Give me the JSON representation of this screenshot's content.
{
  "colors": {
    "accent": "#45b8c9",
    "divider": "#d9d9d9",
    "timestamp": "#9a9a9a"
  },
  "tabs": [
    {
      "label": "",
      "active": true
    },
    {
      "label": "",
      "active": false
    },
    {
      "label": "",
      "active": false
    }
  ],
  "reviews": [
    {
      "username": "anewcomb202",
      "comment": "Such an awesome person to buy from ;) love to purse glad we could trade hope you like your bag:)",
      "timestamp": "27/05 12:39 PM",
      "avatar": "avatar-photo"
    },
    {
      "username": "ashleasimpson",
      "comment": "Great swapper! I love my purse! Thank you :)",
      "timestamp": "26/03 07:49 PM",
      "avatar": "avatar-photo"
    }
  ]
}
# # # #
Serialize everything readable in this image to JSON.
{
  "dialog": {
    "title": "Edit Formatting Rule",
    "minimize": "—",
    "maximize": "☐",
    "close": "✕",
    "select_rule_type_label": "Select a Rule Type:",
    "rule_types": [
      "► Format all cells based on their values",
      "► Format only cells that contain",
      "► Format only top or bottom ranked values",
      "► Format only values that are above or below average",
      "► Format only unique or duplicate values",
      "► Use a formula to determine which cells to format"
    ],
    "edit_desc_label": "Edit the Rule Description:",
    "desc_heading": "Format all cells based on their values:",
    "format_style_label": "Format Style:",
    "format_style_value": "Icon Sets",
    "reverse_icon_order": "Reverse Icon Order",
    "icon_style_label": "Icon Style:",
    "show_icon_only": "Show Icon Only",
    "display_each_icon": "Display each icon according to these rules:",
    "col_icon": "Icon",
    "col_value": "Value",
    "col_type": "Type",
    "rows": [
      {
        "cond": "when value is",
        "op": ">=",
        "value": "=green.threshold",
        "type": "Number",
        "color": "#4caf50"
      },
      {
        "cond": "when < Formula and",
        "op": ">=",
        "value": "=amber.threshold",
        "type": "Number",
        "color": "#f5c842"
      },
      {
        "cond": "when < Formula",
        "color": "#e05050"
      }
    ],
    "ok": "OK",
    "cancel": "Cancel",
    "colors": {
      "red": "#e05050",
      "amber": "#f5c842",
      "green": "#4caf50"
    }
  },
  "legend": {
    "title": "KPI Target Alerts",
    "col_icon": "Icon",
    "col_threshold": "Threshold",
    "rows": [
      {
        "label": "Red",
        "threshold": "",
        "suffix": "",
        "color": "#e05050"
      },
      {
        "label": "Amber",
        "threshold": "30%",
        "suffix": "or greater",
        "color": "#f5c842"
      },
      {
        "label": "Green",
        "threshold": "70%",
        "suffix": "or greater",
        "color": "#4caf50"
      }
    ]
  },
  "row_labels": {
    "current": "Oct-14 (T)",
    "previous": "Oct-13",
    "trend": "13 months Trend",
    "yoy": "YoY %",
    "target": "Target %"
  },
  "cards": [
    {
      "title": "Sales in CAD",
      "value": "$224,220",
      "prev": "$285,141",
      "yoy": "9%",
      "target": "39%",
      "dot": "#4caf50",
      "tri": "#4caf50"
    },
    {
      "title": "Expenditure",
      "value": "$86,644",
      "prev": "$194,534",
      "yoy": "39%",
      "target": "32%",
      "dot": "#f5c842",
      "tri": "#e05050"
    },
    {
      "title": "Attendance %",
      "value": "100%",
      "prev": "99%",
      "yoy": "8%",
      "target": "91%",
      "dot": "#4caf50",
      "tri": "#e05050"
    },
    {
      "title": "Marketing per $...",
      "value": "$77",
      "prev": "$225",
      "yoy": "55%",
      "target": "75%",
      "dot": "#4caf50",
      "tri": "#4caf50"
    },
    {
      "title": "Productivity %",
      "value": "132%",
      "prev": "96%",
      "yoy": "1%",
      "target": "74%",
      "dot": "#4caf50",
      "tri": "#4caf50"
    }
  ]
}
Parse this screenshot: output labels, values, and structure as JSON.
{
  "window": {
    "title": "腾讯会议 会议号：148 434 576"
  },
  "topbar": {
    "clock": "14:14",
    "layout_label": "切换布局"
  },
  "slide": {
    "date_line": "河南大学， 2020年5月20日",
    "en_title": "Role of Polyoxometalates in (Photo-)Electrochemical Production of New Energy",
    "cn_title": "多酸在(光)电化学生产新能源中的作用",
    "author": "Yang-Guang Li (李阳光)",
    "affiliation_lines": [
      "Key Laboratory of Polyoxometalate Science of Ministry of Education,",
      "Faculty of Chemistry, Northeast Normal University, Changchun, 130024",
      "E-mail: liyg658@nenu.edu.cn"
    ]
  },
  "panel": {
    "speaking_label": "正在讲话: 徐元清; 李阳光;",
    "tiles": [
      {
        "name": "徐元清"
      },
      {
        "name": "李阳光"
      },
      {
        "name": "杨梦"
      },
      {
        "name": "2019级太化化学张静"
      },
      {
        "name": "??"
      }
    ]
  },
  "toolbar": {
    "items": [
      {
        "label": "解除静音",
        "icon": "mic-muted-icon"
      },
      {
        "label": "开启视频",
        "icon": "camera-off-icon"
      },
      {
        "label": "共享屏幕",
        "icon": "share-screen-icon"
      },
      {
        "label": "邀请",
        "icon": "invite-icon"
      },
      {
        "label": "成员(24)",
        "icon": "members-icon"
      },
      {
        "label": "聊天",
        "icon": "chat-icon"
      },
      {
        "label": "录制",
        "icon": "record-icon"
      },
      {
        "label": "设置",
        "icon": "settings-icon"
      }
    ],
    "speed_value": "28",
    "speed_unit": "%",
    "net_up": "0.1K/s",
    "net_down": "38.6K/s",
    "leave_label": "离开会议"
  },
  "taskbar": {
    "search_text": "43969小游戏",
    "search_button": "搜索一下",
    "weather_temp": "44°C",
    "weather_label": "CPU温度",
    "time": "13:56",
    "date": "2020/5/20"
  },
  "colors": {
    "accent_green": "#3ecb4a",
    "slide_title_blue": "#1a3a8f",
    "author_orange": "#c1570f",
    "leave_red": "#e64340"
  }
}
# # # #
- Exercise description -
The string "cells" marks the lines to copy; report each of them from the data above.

- Result -
      "► Format all cells based on their values",
      "► Format only cells that contain",
      "► Use a formula to determine which cells to format"
    "desc_heading": "Format all cells based on their values:",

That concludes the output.